Among the entries below, count the lines with "this" in them and state the total without comment.

━━━━━━━━━━━━━━━━

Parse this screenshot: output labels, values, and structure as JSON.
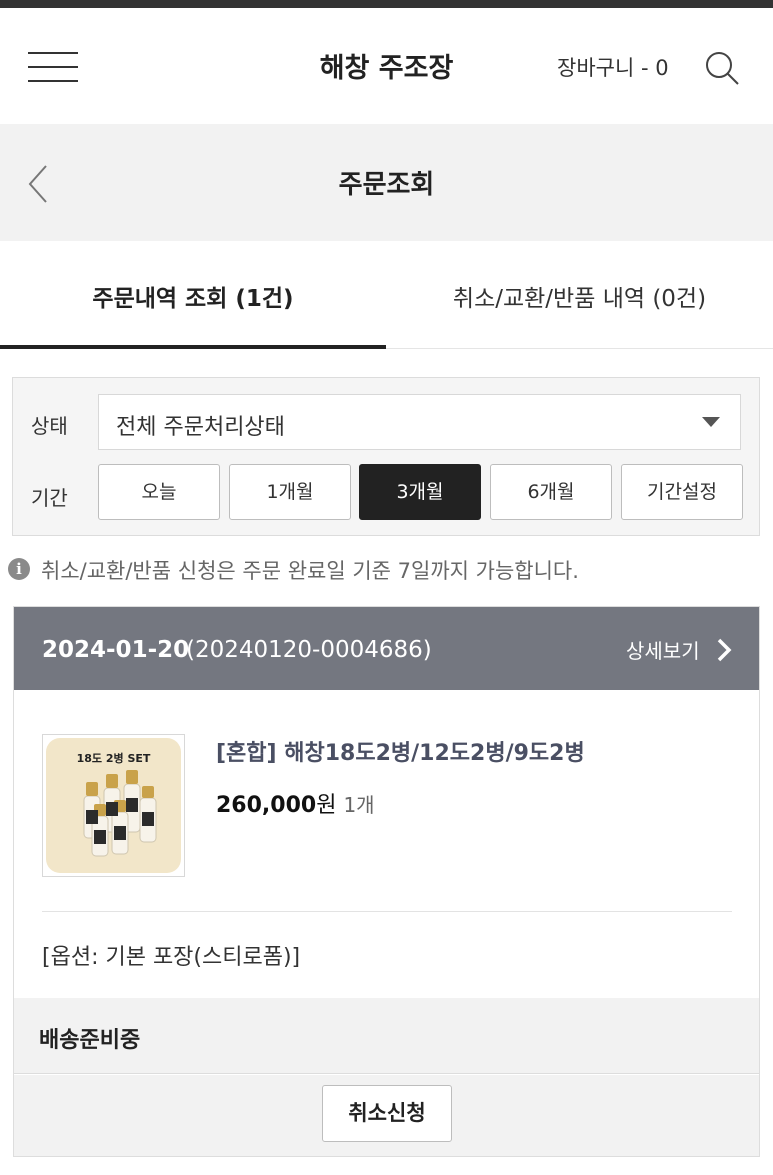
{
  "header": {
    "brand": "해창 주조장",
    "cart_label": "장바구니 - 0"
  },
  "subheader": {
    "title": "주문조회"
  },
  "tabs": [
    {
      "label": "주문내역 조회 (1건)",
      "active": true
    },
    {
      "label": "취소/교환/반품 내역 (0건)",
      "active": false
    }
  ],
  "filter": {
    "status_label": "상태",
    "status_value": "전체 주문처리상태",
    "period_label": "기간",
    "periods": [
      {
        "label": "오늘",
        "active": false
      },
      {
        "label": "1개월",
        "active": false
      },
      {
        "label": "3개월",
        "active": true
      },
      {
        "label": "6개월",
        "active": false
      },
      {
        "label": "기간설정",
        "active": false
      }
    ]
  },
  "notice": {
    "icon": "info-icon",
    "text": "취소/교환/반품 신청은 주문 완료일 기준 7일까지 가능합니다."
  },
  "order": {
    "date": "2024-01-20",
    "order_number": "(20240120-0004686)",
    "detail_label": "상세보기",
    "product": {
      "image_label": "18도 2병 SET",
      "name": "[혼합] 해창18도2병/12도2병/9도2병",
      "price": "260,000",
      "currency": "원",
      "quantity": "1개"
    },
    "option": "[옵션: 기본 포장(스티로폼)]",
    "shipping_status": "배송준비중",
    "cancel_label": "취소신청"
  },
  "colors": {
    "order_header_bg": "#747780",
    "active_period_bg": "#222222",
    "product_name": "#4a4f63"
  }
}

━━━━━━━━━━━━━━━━

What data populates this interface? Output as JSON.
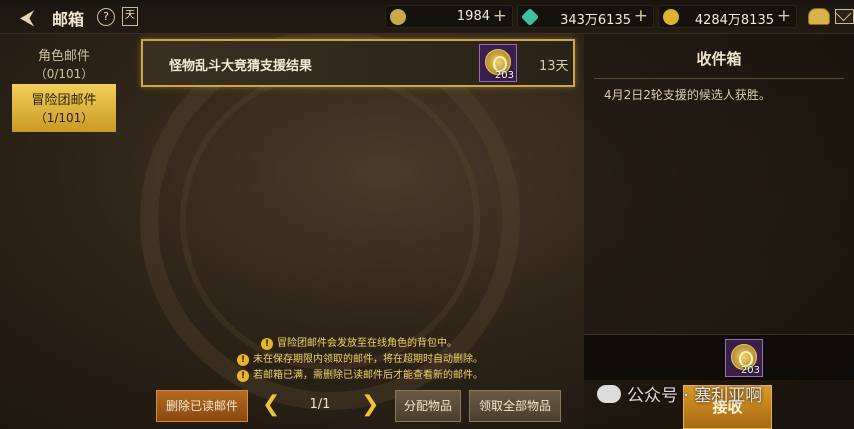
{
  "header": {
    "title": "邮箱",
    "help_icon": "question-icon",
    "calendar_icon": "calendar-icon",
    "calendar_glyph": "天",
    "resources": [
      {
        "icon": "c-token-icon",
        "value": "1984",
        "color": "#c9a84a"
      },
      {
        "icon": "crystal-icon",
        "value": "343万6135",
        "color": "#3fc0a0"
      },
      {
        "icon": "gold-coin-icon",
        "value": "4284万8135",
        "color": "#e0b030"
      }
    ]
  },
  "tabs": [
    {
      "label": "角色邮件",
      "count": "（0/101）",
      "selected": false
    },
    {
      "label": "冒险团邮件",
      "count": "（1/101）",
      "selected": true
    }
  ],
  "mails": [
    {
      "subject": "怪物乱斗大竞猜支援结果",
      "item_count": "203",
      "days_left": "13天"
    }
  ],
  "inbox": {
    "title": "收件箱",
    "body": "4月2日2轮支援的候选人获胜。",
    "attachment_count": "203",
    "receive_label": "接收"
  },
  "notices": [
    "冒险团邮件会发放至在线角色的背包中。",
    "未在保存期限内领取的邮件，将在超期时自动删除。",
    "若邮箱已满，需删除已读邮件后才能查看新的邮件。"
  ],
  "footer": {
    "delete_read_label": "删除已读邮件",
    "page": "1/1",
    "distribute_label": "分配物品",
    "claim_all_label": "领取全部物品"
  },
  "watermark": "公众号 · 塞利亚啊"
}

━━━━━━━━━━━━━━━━

- TASK SOLUTION: 2